The global pet industry is around $235 billion and projected to reach $368 billion by 2030. Even without studying economic data, it’s easy to see how passionate people are about their pets. Maybe you are a pet owner (some prefer a word like companion) yourself or maybe you aren’t and roll your eyes at the constant barrage of pet photos online while dodging dogs and leashes as you make your way down the street.
We could just observe that dogs and cats (and other pets, though furry pets are the most popular by far) are inherently lovable and stop there. But this doesn’t explain why pets are getting more popular and why pet owners seem to be getting ever-more obsessed with feeding, playing with, and caring for their non-human companions. I’ve worked as a pet sitter for the last ten or so years and I’ve loved the many hours I’ve spent with animals. So I understand their appeal. I still find it interesting to ask why pets play such a central role in many people’s lives today.

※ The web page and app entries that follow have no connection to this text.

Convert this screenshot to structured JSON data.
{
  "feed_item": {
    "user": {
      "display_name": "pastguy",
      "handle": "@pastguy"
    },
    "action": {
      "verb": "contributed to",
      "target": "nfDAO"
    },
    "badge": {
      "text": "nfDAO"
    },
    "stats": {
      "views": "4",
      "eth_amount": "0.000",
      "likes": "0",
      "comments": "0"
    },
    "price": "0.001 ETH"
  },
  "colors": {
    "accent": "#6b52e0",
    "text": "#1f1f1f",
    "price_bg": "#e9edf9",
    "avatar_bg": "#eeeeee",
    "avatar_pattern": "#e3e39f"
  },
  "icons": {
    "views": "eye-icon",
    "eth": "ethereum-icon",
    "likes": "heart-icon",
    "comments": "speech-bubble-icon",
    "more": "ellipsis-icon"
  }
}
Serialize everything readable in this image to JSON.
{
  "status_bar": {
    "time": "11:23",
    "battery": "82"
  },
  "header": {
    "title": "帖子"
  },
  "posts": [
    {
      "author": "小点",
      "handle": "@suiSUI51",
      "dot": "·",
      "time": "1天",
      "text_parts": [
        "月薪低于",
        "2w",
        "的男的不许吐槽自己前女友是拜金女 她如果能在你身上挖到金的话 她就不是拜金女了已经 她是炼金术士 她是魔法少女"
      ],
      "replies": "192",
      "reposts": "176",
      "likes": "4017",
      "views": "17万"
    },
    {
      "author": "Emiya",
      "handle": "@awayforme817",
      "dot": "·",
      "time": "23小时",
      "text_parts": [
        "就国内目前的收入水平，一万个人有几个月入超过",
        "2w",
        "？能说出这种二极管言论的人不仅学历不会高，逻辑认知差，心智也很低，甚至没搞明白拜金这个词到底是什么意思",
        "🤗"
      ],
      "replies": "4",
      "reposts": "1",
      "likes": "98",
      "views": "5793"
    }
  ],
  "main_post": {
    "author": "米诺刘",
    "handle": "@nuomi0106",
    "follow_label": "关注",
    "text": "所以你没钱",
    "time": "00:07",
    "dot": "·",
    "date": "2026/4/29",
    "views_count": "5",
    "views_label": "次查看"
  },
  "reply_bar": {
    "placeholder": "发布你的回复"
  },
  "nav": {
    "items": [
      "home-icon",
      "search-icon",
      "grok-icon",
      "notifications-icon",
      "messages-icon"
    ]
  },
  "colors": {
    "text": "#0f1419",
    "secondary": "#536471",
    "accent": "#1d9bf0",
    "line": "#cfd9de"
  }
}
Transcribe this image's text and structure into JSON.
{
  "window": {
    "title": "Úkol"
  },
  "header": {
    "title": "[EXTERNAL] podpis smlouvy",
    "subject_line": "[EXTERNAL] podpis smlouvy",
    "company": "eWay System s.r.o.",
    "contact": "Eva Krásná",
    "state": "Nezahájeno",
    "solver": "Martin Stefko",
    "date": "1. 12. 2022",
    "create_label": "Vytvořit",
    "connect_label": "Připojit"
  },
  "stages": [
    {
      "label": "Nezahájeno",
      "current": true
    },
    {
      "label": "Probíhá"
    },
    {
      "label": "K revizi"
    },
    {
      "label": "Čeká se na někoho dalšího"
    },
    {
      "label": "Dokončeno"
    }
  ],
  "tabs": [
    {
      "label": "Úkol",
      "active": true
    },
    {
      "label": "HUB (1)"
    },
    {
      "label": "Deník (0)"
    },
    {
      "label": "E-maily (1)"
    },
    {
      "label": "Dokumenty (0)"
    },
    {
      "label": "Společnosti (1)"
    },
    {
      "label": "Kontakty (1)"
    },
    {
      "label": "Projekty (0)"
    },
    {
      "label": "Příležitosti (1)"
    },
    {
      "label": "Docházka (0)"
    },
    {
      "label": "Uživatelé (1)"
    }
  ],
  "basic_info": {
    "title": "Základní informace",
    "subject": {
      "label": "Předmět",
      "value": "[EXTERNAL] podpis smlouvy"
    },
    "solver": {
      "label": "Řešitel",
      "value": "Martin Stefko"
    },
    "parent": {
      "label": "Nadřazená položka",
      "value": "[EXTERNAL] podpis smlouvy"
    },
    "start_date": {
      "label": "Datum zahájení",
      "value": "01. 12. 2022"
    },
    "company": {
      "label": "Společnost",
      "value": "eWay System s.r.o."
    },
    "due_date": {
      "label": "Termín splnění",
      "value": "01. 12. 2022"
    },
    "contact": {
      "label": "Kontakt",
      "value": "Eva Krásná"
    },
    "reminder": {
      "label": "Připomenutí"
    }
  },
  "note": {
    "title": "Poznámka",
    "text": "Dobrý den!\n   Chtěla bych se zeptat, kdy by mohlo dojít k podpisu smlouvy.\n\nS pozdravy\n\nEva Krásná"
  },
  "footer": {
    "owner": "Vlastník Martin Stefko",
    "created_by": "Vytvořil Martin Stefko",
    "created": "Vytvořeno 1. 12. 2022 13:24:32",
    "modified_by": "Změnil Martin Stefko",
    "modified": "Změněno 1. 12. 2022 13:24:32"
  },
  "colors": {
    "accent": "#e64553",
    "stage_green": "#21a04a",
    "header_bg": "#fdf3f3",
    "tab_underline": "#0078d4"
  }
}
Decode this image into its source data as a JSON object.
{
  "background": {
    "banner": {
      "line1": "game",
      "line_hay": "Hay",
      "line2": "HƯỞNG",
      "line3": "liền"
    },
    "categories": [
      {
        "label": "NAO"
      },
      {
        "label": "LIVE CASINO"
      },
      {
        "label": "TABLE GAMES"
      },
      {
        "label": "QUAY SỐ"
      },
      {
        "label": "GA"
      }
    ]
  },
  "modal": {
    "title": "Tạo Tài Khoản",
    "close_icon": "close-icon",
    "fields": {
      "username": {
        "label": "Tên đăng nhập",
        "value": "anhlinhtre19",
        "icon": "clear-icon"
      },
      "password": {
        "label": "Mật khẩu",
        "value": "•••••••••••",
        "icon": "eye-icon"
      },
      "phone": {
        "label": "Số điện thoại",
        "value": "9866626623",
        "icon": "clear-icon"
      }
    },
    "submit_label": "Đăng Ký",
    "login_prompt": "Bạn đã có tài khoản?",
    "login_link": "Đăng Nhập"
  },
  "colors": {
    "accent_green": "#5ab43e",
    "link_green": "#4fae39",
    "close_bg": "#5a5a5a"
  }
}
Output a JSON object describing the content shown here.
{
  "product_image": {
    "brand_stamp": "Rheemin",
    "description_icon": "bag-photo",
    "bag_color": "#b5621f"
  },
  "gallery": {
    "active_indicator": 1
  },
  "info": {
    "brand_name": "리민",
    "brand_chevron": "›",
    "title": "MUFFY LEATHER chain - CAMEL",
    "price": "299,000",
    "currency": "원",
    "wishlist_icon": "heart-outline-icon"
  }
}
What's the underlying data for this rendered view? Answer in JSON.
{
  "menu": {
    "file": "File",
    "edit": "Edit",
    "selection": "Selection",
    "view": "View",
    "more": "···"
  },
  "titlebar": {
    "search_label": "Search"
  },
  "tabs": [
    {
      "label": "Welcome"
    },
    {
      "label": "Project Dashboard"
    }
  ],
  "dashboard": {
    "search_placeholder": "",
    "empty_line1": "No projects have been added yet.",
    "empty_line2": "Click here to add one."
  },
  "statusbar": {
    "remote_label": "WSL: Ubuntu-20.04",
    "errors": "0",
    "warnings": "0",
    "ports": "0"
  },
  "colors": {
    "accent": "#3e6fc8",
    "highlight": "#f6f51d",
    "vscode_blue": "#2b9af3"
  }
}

The Short History of Pets
An article in JSTOR Daily, The Invention of Pets, traces the concept of pet ownership only as far back as the 18th century. Prior to this -for most of history- people mainly kept animals for utilitarian reasons, either as sources of food or work (e.g. horses, work dogs). This isn’t to say people before this time weren’t fond of animals. The difference is that these emotional bonds were more in the background of life. As pets, animals are commanding a more central place in our emotional lives.
As fewer people are directly involved with farming, it’s more common to value animals primarily as companions, even as family members. Pew Research reports that 97% of pet owners see their pets as members of the family.
In recent decades, not only is pet ownership increasing, but people are devoting more and more time and money to them, spawning countless products and services such as pet toys, pet houses, grooming services and products, professional dog walkers, pet sitters, and so on.
Pet ownership is also connected to social and economic class. It takes a certain amount of space and disposable income to patronize all the luxuries supplied by the modern pet industry. Poor and working class people (even homeless people) certainly have their…